> [AIM OF THE TASK] Task for the listing below: copy it out in full, exactly.

**********

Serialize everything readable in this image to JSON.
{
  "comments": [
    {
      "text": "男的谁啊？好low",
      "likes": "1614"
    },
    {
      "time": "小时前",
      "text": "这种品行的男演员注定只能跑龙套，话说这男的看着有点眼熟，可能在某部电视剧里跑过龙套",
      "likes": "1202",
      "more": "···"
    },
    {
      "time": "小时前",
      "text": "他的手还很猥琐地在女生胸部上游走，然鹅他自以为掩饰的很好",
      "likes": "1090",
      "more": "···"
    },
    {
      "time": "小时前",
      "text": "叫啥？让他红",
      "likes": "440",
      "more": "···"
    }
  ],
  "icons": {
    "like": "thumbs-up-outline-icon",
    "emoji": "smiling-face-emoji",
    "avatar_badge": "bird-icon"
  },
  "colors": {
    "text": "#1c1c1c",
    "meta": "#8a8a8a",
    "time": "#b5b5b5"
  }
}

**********

> [EXERCISE ANSWER]
Serialize everything readable in this image to JSON.
{
  "comments": [
    {
      "text": "男的谁啊？好low",
      "likes": "1614"
    },
    {
      "time": "小时前",
      "text": "这种品行的男演员注定只能跑龙套，话说这男的看着有点眼熟，可能在某部电视剧里跑过龙套",
      "likes": "1202",
      "more": "···"
    },
    {
      "time": "小时前",
      "text": "他的手还很猥琐地在女生胸部上游走，然鹅他自以为掩饰的很好",
      "likes": "1090",
      "more": "···"
    },
    {
      "time": "小时前",
      "text": "叫啥？让他红",
      "likes": "440",
      "more": "···"
    }
  ],
  "icons": {
    "like": "thumbs-up-outline-icon",
    "emoji": "smiling-face-emoji",
    "avatar_badge": "bird-icon"
  },
  "colors": {
    "text": "#1c1c1c",
    "meta": "#8a8a8a",
    "time": "#b5b5b5"
  }
}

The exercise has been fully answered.